▶ [RECORDS FOR THE TASK]

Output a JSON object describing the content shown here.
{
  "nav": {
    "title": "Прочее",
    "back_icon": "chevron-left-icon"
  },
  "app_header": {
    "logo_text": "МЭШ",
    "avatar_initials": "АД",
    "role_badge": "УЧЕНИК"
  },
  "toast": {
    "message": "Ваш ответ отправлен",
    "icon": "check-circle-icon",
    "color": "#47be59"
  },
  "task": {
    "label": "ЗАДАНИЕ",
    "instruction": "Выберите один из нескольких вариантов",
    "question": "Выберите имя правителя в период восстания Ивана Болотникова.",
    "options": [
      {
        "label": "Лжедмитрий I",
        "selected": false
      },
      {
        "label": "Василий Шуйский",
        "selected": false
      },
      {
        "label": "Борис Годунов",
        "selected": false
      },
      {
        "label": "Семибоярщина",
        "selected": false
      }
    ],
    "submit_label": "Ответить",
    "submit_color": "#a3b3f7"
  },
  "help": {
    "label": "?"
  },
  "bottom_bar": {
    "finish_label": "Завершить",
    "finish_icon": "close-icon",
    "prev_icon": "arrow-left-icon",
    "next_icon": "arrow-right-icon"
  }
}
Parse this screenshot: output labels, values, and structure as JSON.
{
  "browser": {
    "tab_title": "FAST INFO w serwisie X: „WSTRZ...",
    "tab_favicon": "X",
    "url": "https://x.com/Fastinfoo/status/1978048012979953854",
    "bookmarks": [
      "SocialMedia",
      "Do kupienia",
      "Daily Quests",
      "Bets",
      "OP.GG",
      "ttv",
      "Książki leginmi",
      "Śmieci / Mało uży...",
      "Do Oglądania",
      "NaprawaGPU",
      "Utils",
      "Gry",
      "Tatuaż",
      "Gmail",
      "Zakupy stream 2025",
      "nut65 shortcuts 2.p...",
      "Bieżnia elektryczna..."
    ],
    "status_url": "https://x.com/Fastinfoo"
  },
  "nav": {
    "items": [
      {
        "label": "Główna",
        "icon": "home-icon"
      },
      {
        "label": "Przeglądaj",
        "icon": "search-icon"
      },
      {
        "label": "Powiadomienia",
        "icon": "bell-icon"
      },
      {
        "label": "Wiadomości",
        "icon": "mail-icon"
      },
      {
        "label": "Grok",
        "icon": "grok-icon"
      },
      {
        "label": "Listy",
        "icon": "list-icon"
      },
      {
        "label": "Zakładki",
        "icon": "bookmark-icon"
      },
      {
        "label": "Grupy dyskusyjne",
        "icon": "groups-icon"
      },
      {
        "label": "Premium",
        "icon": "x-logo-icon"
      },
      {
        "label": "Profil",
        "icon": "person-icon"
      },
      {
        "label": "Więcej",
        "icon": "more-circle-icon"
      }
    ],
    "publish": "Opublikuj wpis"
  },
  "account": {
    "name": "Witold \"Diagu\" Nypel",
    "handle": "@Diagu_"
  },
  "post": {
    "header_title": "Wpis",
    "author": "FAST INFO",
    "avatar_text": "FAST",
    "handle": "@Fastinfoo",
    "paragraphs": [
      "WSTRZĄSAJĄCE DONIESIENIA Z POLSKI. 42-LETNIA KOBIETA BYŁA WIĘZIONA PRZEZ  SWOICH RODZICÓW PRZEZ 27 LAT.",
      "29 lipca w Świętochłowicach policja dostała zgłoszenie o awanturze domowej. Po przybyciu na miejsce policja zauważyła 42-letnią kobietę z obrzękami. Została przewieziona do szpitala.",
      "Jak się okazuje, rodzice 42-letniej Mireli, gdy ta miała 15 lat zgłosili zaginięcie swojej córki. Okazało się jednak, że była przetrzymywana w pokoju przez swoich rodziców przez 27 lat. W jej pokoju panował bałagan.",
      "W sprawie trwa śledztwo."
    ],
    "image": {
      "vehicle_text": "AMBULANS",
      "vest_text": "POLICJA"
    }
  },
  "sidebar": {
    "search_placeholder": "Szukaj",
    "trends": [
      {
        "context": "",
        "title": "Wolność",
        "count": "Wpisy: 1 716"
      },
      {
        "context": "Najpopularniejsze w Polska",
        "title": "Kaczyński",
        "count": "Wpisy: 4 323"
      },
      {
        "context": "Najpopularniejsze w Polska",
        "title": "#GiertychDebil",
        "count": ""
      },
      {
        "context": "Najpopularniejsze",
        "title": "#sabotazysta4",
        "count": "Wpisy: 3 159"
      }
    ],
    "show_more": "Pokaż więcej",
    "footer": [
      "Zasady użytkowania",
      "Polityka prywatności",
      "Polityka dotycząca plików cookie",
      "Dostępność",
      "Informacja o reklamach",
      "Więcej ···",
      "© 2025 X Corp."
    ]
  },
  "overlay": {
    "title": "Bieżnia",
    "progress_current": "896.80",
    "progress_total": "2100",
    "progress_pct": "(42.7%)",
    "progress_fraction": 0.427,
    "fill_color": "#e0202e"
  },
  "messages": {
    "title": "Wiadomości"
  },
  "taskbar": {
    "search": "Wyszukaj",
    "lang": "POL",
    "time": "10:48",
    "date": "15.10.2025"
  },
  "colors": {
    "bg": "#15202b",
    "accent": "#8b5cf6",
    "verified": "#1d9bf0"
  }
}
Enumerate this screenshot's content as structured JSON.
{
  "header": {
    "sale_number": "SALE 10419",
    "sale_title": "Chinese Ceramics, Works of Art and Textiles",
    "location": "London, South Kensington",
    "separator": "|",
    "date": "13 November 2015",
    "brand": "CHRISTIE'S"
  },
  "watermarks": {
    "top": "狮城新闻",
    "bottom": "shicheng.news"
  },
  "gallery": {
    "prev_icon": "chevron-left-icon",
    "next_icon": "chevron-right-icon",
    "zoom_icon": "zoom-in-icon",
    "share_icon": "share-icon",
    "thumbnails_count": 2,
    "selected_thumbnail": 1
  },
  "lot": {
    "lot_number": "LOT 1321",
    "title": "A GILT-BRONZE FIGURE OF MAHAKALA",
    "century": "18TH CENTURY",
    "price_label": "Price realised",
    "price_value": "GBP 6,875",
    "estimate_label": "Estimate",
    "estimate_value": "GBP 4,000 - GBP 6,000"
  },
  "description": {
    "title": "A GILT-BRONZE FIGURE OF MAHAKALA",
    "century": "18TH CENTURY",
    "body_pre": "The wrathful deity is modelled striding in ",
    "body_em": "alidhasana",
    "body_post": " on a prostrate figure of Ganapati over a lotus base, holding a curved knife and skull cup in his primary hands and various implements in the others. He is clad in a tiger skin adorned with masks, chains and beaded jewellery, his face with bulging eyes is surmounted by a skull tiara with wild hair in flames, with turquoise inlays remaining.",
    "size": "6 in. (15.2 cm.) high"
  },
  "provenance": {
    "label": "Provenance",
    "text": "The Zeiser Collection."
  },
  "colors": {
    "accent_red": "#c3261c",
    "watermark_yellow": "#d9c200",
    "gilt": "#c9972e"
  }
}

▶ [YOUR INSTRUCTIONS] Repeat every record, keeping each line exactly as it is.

▶ [RESPONSE]
Output a JSON object describing the content shown here.
{
  "nav": {
    "title": "Прочее",
    "back_icon": "chevron-left-icon"
  },
  "app_header": {
    "logo_text": "МЭШ",
    "avatar_initials": "АД",
    "role_badge": "УЧЕНИК"
  },
  "toast": {
    "message": "Ваш ответ отправлен",
    "icon": "check-circle-icon",
    "color": "#47be59"
  },
  "task": {
    "label": "ЗАДАНИЕ",
    "instruction": "Выберите один из нескольких вариантов",
    "question": "Выберите имя правителя в период восстания Ивана Болотникова.",
    "options": [
      {
        "label": "Лжедмитрий I",
        "selected": false
      },
      {
        "label": "Василий Шуйский",
        "selected": false
      },
      {
        "label": "Борис Годунов",
        "selected": false
      },
      {
        "label": "Семибоярщина",
        "selected": false
      }
    ],
    "submit_label": "Ответить",
    "submit_color": "#a3b3f7"
  },
  "help": {
    "label": "?"
  },
  "bottom_bar": {
    "finish_label": "Завершить",
    "finish_icon": "close-icon",
    "prev_icon": "arrow-left-icon",
    "next_icon": "arrow-right-icon"
  }
}
Parse this screenshot: output labels, values, and structure as JSON.
{
  "browser": {
    "tab_title": "FAST INFO w serwisie X: „WSTRZ...",
    "tab_favicon": "X",
    "url": "https://x.com/Fastinfoo/status/1978048012979953854",
    "bookmarks": [
      "SocialMedia",
      "Do kupienia",
      "Daily Quests",
      "Bets",
      "OP.GG",
      "ttv",
      "Książki leginmi",
      "Śmieci / Mało uży...",
      "Do Oglądania",
      "NaprawaGPU",
      "Utils",
      "Gry",
      "Tatuaż",
      "Gmail",
      "Zakupy stream 2025",
      "nut65 shortcuts 2.p...",
      "Bieżnia elektryczna..."
    ],
    "status_url": "https://x.com/Fastinfoo"
  },
  "nav": {
    "items": [
      {
        "label": "Główna",
        "icon": "home-icon"
      },
      {
        "label": "Przeglądaj",
        "icon": "search-icon"
      },
      {
        "label": "Powiadomienia",
        "icon": "bell-icon"
      },
      {
        "label": "Wiadomości",
        "icon": "mail-icon"
      },
      {
        "label": "Grok",
        "icon": "grok-icon"
      },
      {
        "label": "Listy",
        "icon": "list-icon"
      },
      {
        "label": "Zakładki",
        "icon": "bookmark-icon"
      },
      {
        "label": "Grupy dyskusyjne",
        "icon": "groups-icon"
      },
      {
        "label": "Premium",
        "icon": "x-logo-icon"
      },
      {
        "label": "Profil",
        "icon": "person-icon"
      },
      {
        "label": "Więcej",
        "icon": "more-circle-icon"
      }
    ],
    "publish": "Opublikuj wpis"
  },
  "account": {
    "name": "Witold \"Diagu\" Nypel",
    "handle": "@Diagu_"
  },
  "post": {
    "header_title": "Wpis",
    "author": "FAST INFO",
    "avatar_text": "FAST",
    "handle": "@Fastinfoo",
    "paragraphs": [
      "WSTRZĄSAJĄCE DONIESIENIA Z POLSKI. 42-LETNIA KOBIETA BYŁA WIĘZIONA PRZEZ  SWOICH RODZICÓW PRZEZ 27 LAT.",
      "29 lipca w Świętochłowicach policja dostała zgłoszenie o awanturze domowej. Po przybyciu na miejsce policja zauważyła 42-letnią kobietę z obrzękami. Została przewieziona do szpitala.",
      "Jak się okazuje, rodzice 42-letniej Mireli, gdy ta miała 15 lat zgłosili zaginięcie swojej córki. Okazało się jednak, że była przetrzymywana w pokoju przez swoich rodziców przez 27 lat. W jej pokoju panował bałagan.",
      "W sprawie trwa śledztwo."
    ],
    "image": {
      "vehicle_text": "AMBULANS",
      "vest_text": "POLICJA"
    }
  },
  "sidebar": {
    "search_placeholder": "Szukaj",
    "trends": [
      {
        "context": "",
        "title": "Wolność",
        "count": "Wpisy: 1 716"
      },
      {
        "context": "Najpopularniejsze w Polska",
        "title": "Kaczyński",
        "count": "Wpisy: 4 323"
      },
      {
        "context": "Najpopularniejsze w Polska",
        "title": "#GiertychDebil",
        "count": ""
      },
      {
        "context": "Najpopularniejsze",
        "title": "#sabotazysta4",
        "count": "Wpisy: 3 159"
      }
    ],
    "show_more": "Pokaż więcej",
    "footer": [
      "Zasady użytkowania",
      "Polityka prywatności",
      "Polityka dotycząca plików cookie",
      "Dostępność",
      "Informacja o reklamach",
      "Więcej ···",
      "© 2025 X Corp."
    ]
  },
  "overlay": {
    "title": "Bieżnia",
    "progress_current": "896.80",
    "progress_total": "2100",
    "progress_pct": "(42.7%)",
    "progress_fraction": 0.427,
    "fill_color": "#e0202e"
  },
  "messages": {
    "title": "Wiadomości"
  },
  "taskbar": {
    "search": "Wyszukaj",
    "lang": "POL",
    "time": "10:48",
    "date": "15.10.2025"
  },
  "colors": {
    "bg": "#15202b",
    "accent": "#8b5cf6",
    "verified": "#1d9bf0"
  }
}
Enumerate this screenshot's content as structured JSON.
{
  "header": {
    "sale_number": "SALE 10419",
    "sale_title": "Chinese Ceramics, Works of Art and Textiles",
    "location": "London, South Kensington",
    "separator": "|",
    "date": "13 November 2015",
    "brand": "CHRISTIE'S"
  },
  "watermarks": {
    "top": "狮城新闻",
    "bottom": "shicheng.news"
  },
  "gallery": {
    "prev_icon": "chevron-left-icon",
    "next_icon": "chevron-right-icon",
    "zoom_icon": "zoom-in-icon",
    "share_icon": "share-icon",
    "thumbnails_count": 2,
    "selected_thumbnail": 1
  },
  "lot": {
    "lot_number": "LOT 1321",
    "title": "A GILT-BRONZE FIGURE OF MAHAKALA",
    "century": "18TH CENTURY",
    "price_label": "Price realised",
    "price_value": "GBP 6,875",
    "estimate_label": "Estimate",
    "estimate_value": "GBP 4,000 - GBP 6,000"
  },
  "description": {
    "title": "A GILT-BRONZE FIGURE OF MAHAKALA",
    "century": "18TH CENTURY",
    "body_pre": "The wrathful deity is modelled striding in ",
    "body_em": "alidhasana",
    "body_post": " on a prostrate figure of Ganapati over a lotus base, holding a curved knife and skull cup in his primary hands and various implements in the others. He is clad in a tiger skin adorned with masks, chains and beaded jewellery, his face with bulging eyes is surmounted by a skull tiara with wild hair in flames, with turquoise inlays remaining.",
    "size": "6 in. (15.2 cm.) high"
  },
  "provenance": {
    "label": "Provenance",
    "text": "The Zeiser Collection."
  },
  "colors": {
    "accent_red": "#c3261c",
    "watermark_yellow": "#d9c200",
    "gilt": "#c9972e"
  }
}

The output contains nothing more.